[Available data]
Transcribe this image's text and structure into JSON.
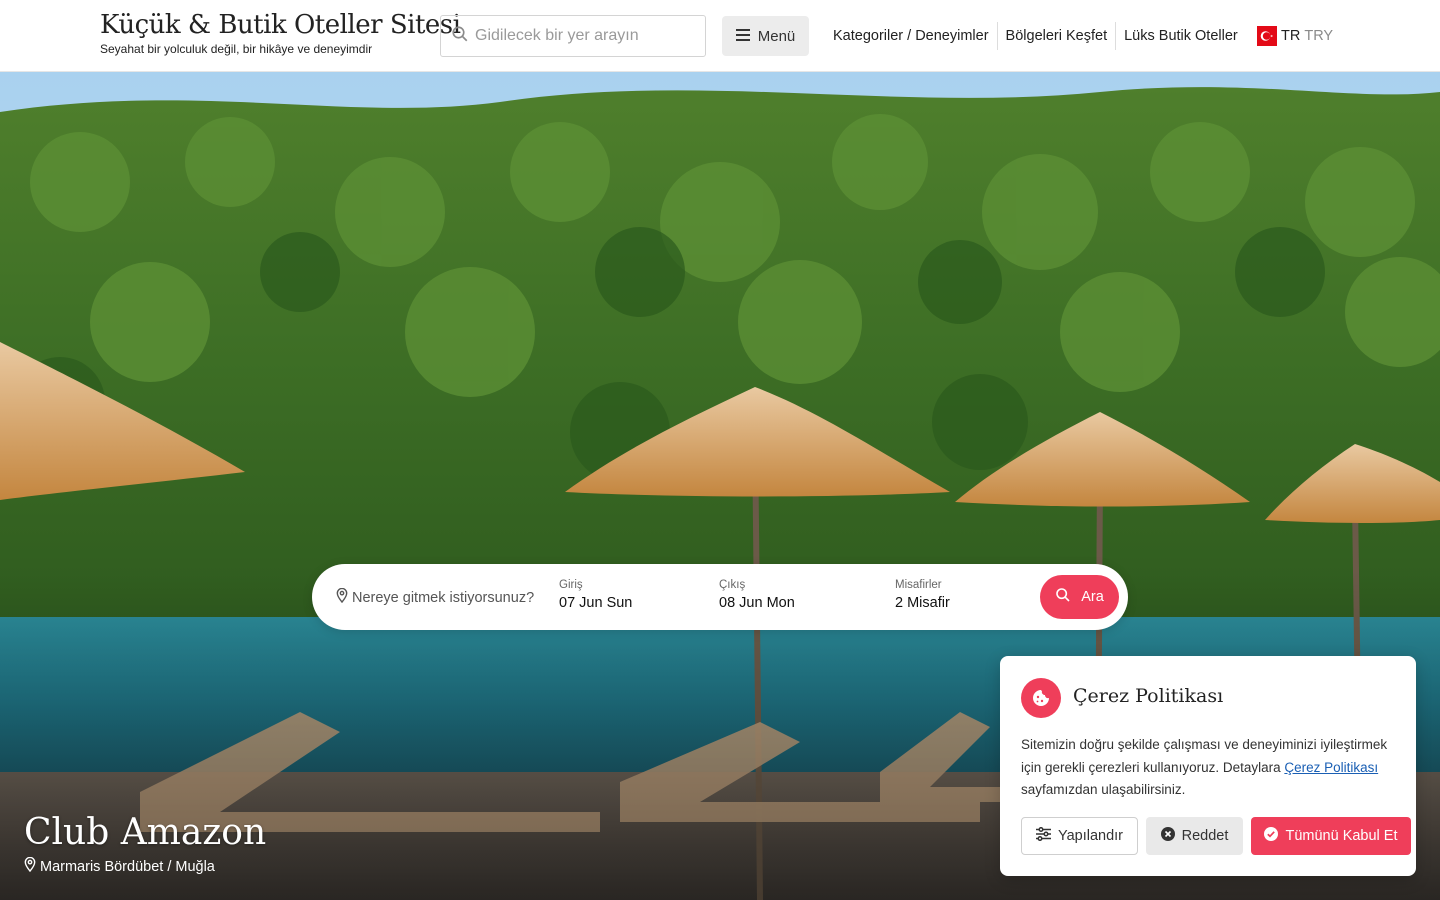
{
  "header": {
    "logo_title": "Küçük & Butik Oteller Sitesi",
    "logo_subtitle": "Seyahat bir yolculuk değil, bir hikâye ve deneyimdir",
    "search_placeholder": "Gidilecek bir yer arayın",
    "menu_label": "Menü",
    "nav": [
      {
        "label": "Kategoriler / Deneyimler"
      },
      {
        "label": "Bölgeleri Keşfet"
      },
      {
        "label": "Lüks Butik Oteller"
      }
    ],
    "language": "TR",
    "currency": "TRY"
  },
  "booking": {
    "destination_placeholder": "Nereye gitmek istiyorsunuz?",
    "checkin_label": "Giriş",
    "checkin_value": "07 Jun Sun",
    "checkout_label": "Çıkış",
    "checkout_value": "08 Jun Mon",
    "guests_label": "Misafirler",
    "guests_value": "2 Misafir",
    "search_label": "Ara"
  },
  "hotel": {
    "name": "Club Amazon",
    "location": "Marmaris Bördübet / Muğla"
  },
  "cookie": {
    "title": "Çerez Politikası",
    "text_before": "Sitemizin doğru şekilde çalışması ve deneyiminizi iyileştirmek için gerekli çerezleri kullanıyoruz. Detaylara ",
    "link": "Çerez Politikası",
    "text_after": " sayfamızdan ulaşabilirsiniz.",
    "configure_label": "Yapılandır",
    "reject_label": "Reddet",
    "accept_label": "Tümünü Kabul Et"
  },
  "colors": {
    "accent": "#ef3e5a",
    "link": "#1a5fb4",
    "flag": "#e30a17"
  },
  "icons": [
    "search-icon",
    "hamburger-icon",
    "turkey-flag-icon",
    "location-pin-icon",
    "cookie-icon",
    "sliders-icon",
    "close-circle-icon",
    "check-circle-icon"
  ]
}
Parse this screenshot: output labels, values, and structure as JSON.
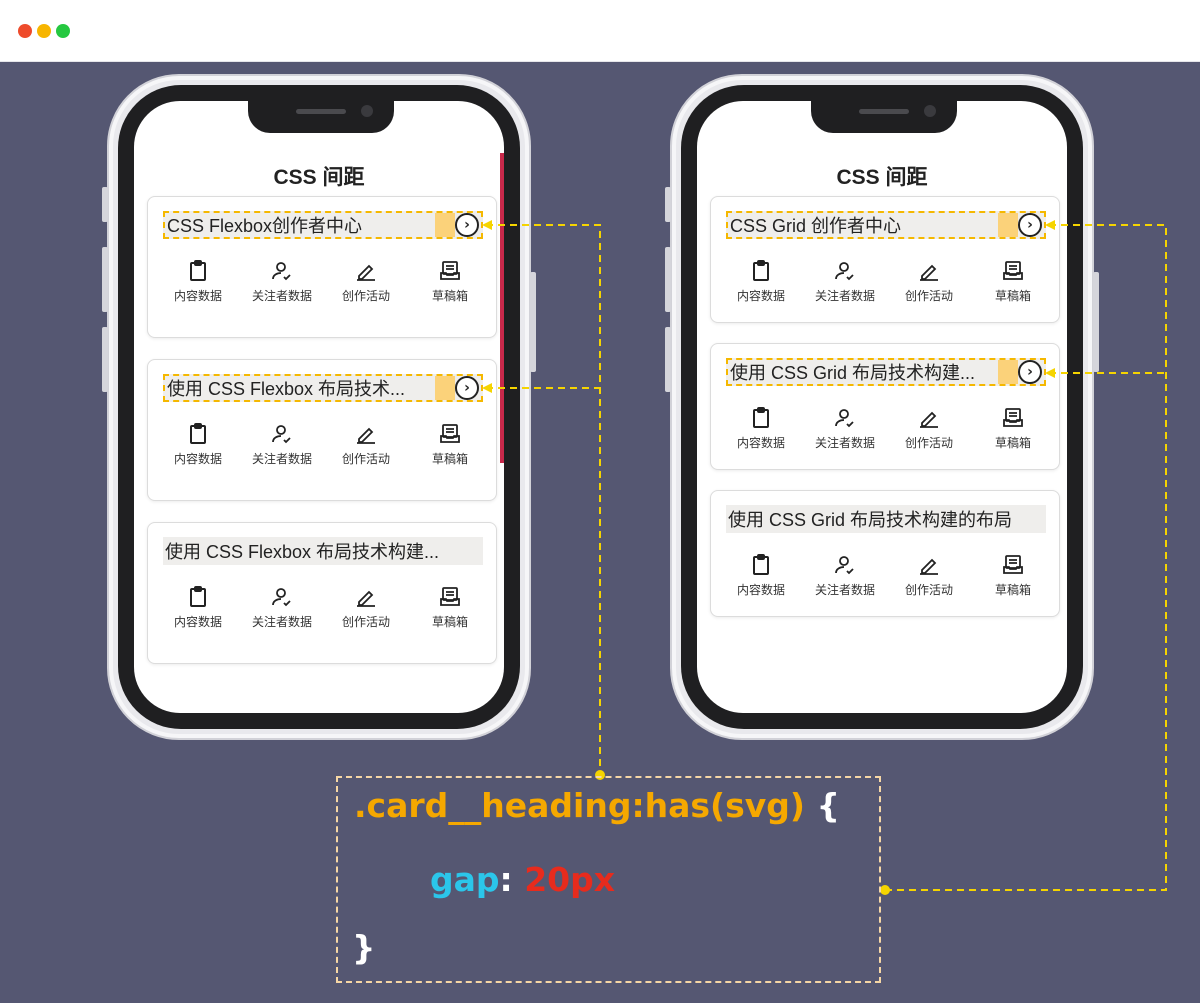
{
  "window": {
    "controls": [
      "close",
      "minimize",
      "maximize"
    ]
  },
  "phones": [
    {
      "title": "CSS 间距",
      "cards": [
        {
          "heading": "CSS Flexbox创作者中心",
          "has_arrow": true,
          "arrow_icon": "chevron-right-icon",
          "items": [
            {
              "icon": "clipboard-icon",
              "label": "内容数据"
            },
            {
              "icon": "user-check-icon",
              "label": "关注者数据"
            },
            {
              "icon": "pencil-icon",
              "label": "创作活动"
            },
            {
              "icon": "inbox-icon",
              "label": "草稿箱"
            }
          ]
        },
        {
          "heading": "使用 CSS Flexbox 布局技术...",
          "has_arrow": true,
          "arrow_icon": "chevron-right-icon",
          "items": [
            {
              "icon": "clipboard-icon",
              "label": "内容数据"
            },
            {
              "icon": "user-check-icon",
              "label": "关注者数据"
            },
            {
              "icon": "pencil-icon",
              "label": "创作活动"
            },
            {
              "icon": "inbox-icon",
              "label": "草稿箱"
            }
          ]
        },
        {
          "heading": "使用 CSS Flexbox 布局技术构建...",
          "has_arrow": false,
          "items": [
            {
              "icon": "clipboard-icon",
              "label": "内容数据"
            },
            {
              "icon": "user-check-icon",
              "label": "关注者数据"
            },
            {
              "icon": "pencil-icon",
              "label": "创作活动"
            },
            {
              "icon": "inbox-icon",
              "label": "草稿箱"
            }
          ]
        }
      ]
    },
    {
      "title": "CSS 间距",
      "cards": [
        {
          "heading": "CSS Grid 创作者中心",
          "has_arrow": true,
          "arrow_icon": "chevron-right-icon",
          "items": [
            {
              "icon": "clipboard-icon",
              "label": "内容数据"
            },
            {
              "icon": "user-check-icon",
              "label": "关注者数据"
            },
            {
              "icon": "pencil-icon",
              "label": "创作活动"
            },
            {
              "icon": "inbox-icon",
              "label": "草稿箱"
            }
          ]
        },
        {
          "heading": "使用 CSS Grid 布局技术构建...",
          "has_arrow": true,
          "arrow_icon": "chevron-right-icon",
          "items": [
            {
              "icon": "clipboard-icon",
              "label": "内容数据"
            },
            {
              "icon": "user-check-icon",
              "label": "关注者数据"
            },
            {
              "icon": "pencil-icon",
              "label": "创作活动"
            },
            {
              "icon": "inbox-icon",
              "label": "草稿箱"
            }
          ]
        },
        {
          "heading": "使用 CSS Grid 布局技术构建的布局",
          "has_arrow": false,
          "items": [
            {
              "icon": "clipboard-icon",
              "label": "内容数据"
            },
            {
              "icon": "user-check-icon",
              "label": "关注者数据"
            },
            {
              "icon": "pencil-icon",
              "label": "创作活动"
            },
            {
              "icon": "inbox-icon",
              "label": "草稿箱"
            }
          ]
        }
      ]
    }
  ],
  "code": {
    "selector": ".card__heading:has(svg)",
    "open_brace": "{",
    "property": "gap",
    "colon": ":",
    "value": "20px",
    "close_brace": "}"
  },
  "colors": {
    "background": "#555772",
    "highlight_border": "#f5b800",
    "gap_fill": "#fbd27a",
    "selector": "#f5a800",
    "property": "#2bc6ea",
    "value": "#e72b1d",
    "scroll_indicator": "#c8294b"
  }
}
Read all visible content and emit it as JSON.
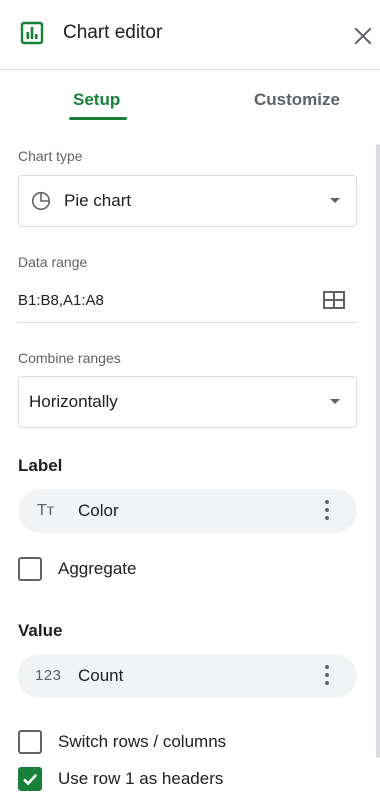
{
  "header": {
    "title": "Chart editor",
    "icon": "chart-icon",
    "close_icon": "close-icon"
  },
  "tabs": [
    {
      "label": "Setup",
      "active": true
    },
    {
      "label": "Customize",
      "active": false
    }
  ],
  "chart_type": {
    "label": "Chart type",
    "value": "Pie chart",
    "icon": "pie-chart-icon"
  },
  "data_range": {
    "label": "Data range",
    "value": "B1:B8,A1:A8",
    "icon": "grid-icon"
  },
  "combine_ranges": {
    "label": "Combine ranges",
    "value": "Horizontally"
  },
  "label_section": {
    "heading": "Label",
    "chip_label": "Color",
    "chip_icon": "Tт",
    "aggregate": {
      "label": "Aggregate",
      "checked": false
    }
  },
  "value_section": {
    "heading": "Value",
    "chip_label": "Count",
    "chip_icon": "123"
  },
  "options": [
    {
      "label": "Switch rows / columns",
      "checked": false
    },
    {
      "label": "Use row 1 as headers",
      "checked": true
    }
  ],
  "colors": {
    "accent": "#188038",
    "text": "#202124",
    "muted": "#5f6368",
    "border": "#dadce0",
    "chip_bg": "#f1f3f4"
  }
}
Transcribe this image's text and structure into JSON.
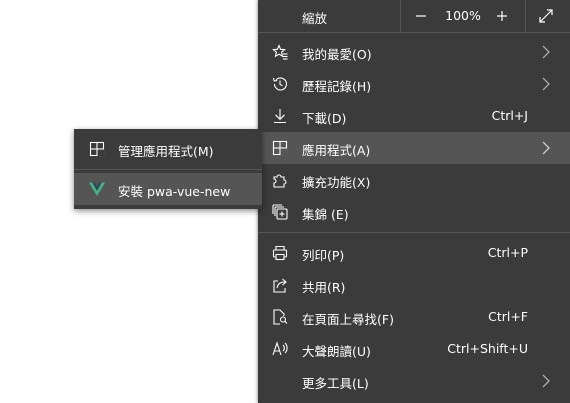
{
  "zoom": {
    "label": "縮放",
    "value": "100%",
    "minus": "−",
    "plus": "+"
  },
  "menu_items": [
    {
      "label": "我的最愛(O)",
      "icon": "favorites-icon",
      "has_submenu": true
    },
    {
      "label": "歷程記錄(H)",
      "icon": "history-icon",
      "has_submenu": true
    },
    {
      "label": "下載(D)",
      "icon": "download-icon",
      "shortcut": "Ctrl+J"
    },
    {
      "label": "應用程式(A)",
      "icon": "apps-icon",
      "has_submenu": true,
      "active": true
    },
    {
      "label": "擴充功能(X)",
      "icon": "extensions-icon"
    },
    {
      "label": "集錦 (E)",
      "icon": "collections-icon"
    },
    {
      "label": "列印(P)",
      "icon": "print-icon",
      "shortcut": "Ctrl+P"
    },
    {
      "label": "共用(R)",
      "icon": "share-icon"
    },
    {
      "label": "在頁面上尋找(F)",
      "icon": "find-icon",
      "shortcut": "Ctrl+F"
    },
    {
      "label": "大聲朗讀(U)",
      "icon": "read-aloud-icon",
      "shortcut": "Ctrl+Shift+U"
    },
    {
      "label": "更多工具(L)",
      "icon": "more-tools-icon",
      "has_submenu": true
    }
  ],
  "apps_submenu": [
    {
      "label": "管理應用程式(M)",
      "icon": "manage-apps-icon"
    },
    {
      "label": "安裝 pwa-vue-new",
      "icon": "vue-logo-icon",
      "active": true
    }
  ],
  "colors": {
    "menu_bg": "#3b3b3b",
    "hover_bg": "#555555",
    "vue_green": "#41b883"
  }
}
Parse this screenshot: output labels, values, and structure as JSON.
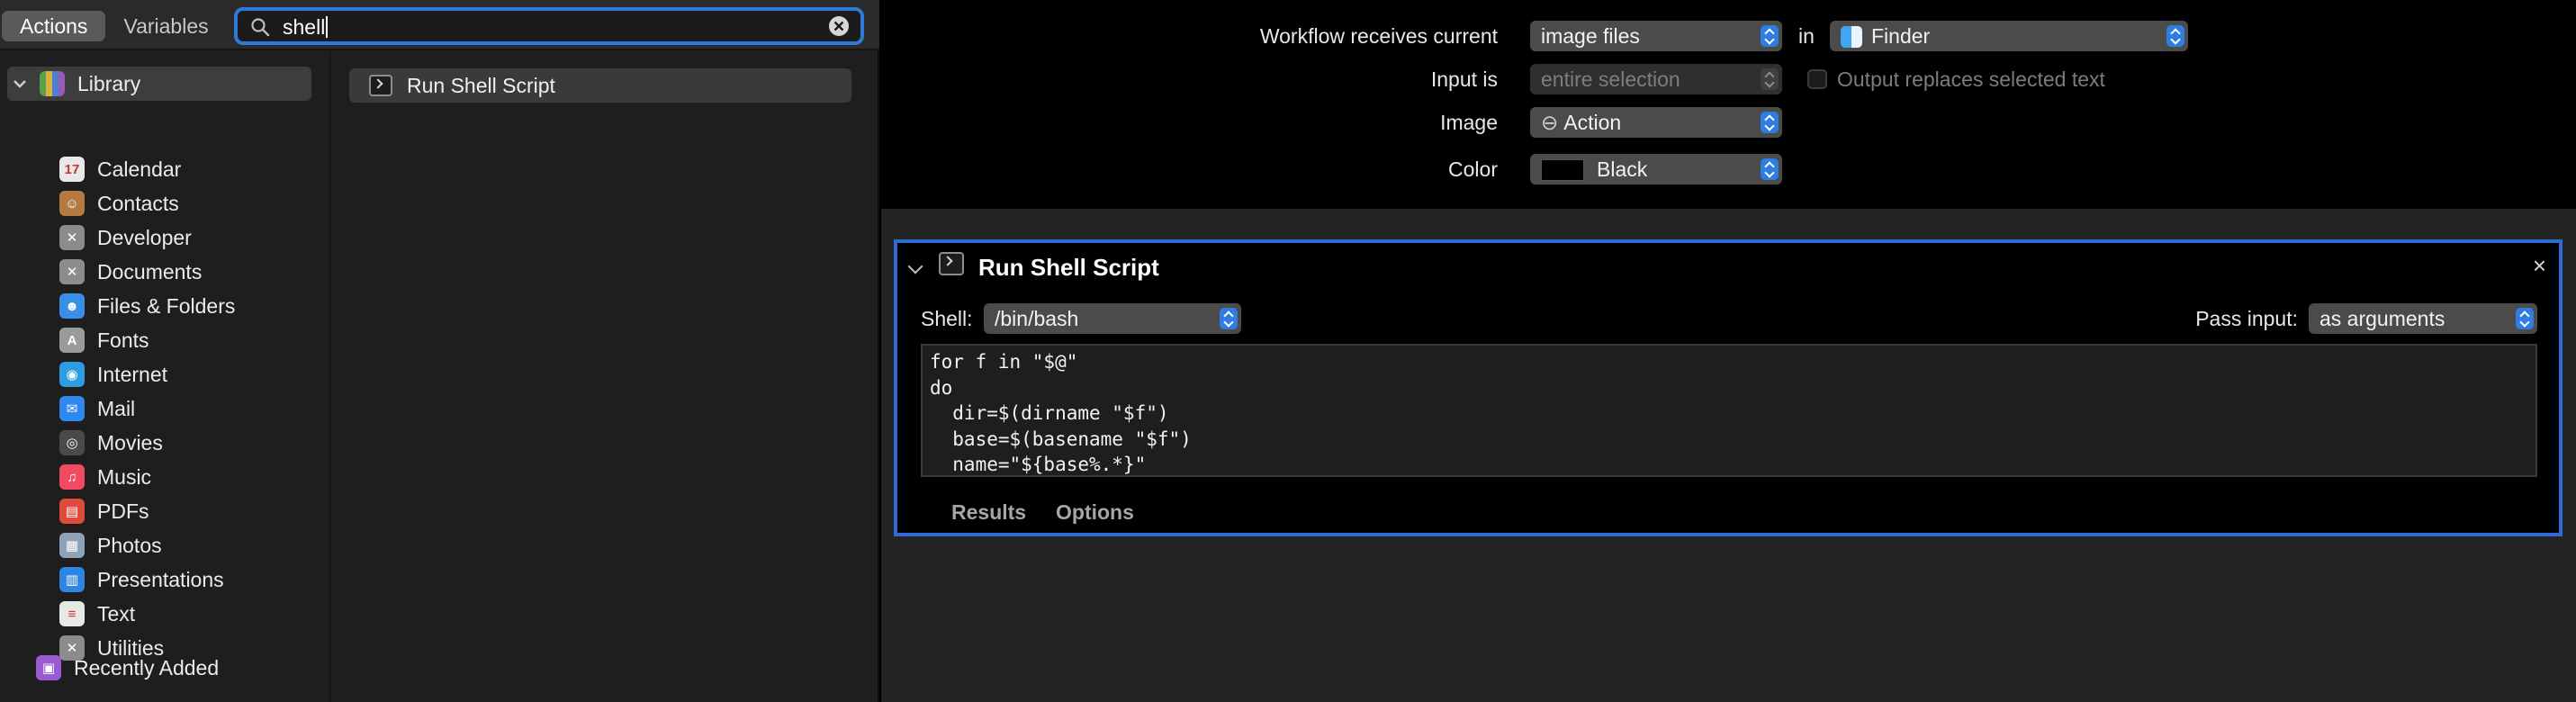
{
  "topbar": {
    "tabs": [
      "Actions",
      "Variables"
    ],
    "search_value": "shell"
  },
  "library": {
    "root_label": "Library",
    "items": [
      {
        "label": "Calendar",
        "icon": "calendar-icon",
        "color": "#e8e8e8"
      },
      {
        "label": "Contacts",
        "icon": "contacts-icon",
        "color": "#b47a3f"
      },
      {
        "label": "Developer",
        "icon": "developer-tools-icon",
        "color": "#8c8c8c"
      },
      {
        "label": "Documents",
        "icon": "documents-tools-icon",
        "color": "#8c8c8c"
      },
      {
        "label": "Files & Folders",
        "icon": "finder-icon",
        "color": "#3a8ee6"
      },
      {
        "label": "Fonts",
        "icon": "fonts-icon",
        "color": "#9a9a9a"
      },
      {
        "label": "Internet",
        "icon": "internet-icon",
        "color": "#2d9de0"
      },
      {
        "label": "Mail",
        "icon": "mail-icon",
        "color": "#2f88ee"
      },
      {
        "label": "Movies",
        "icon": "movies-icon",
        "color": "#4a4a4a"
      },
      {
        "label": "Music",
        "icon": "music-icon",
        "color": "#f24a64"
      },
      {
        "label": "PDFs",
        "icon": "pdf-icon",
        "color": "#e04b3b"
      },
      {
        "label": "Photos",
        "icon": "photos-icon",
        "color": "#8fa3b8"
      },
      {
        "label": "Presentations",
        "icon": "presentations-icon",
        "color": "#2e86e0"
      },
      {
        "label": "Text",
        "icon": "text-icon",
        "color": "#e8e8e8"
      },
      {
        "label": "Utilities",
        "icon": "utilities-icon",
        "color": "#8c8c8c"
      }
    ],
    "recently_added": "Recently Added"
  },
  "search_results": [
    {
      "label": "Run Shell Script"
    }
  ],
  "workflow": {
    "receives_label": "Workflow receives current",
    "receives_value": "image files",
    "in_label": "in",
    "app_value": "Finder",
    "input_is_label": "Input is",
    "input_is_value": "entire selection",
    "output_replaces_label": "Output replaces selected text",
    "image_label": "Image",
    "image_value": "Action",
    "color_label": "Color",
    "color_value": "Black"
  },
  "action_card": {
    "title": "Run Shell Script",
    "close_glyph": "×",
    "shell_label": "Shell:",
    "shell_value": "/bin/bash",
    "pass_input_label": "Pass input:",
    "pass_input_value": "as arguments",
    "script": "for f in \"$@\"\ndo\n  dir=$(dirname \"$f\")\n  base=$(basename \"$f\")\n  name=\"${base%.*}\"",
    "tabs": [
      "Results",
      "Options"
    ]
  },
  "colors": {
    "accent": "#2e7bd6",
    "popup_stepper": "#2f7de0"
  }
}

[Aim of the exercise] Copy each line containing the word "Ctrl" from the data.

[Answer to this task]
      "shortcut": "Ctrl+J"
      "shortcut": "Ctrl+P"
      "shortcut": "Ctrl+F"
      "shortcut": "Ctrl+Shift+U"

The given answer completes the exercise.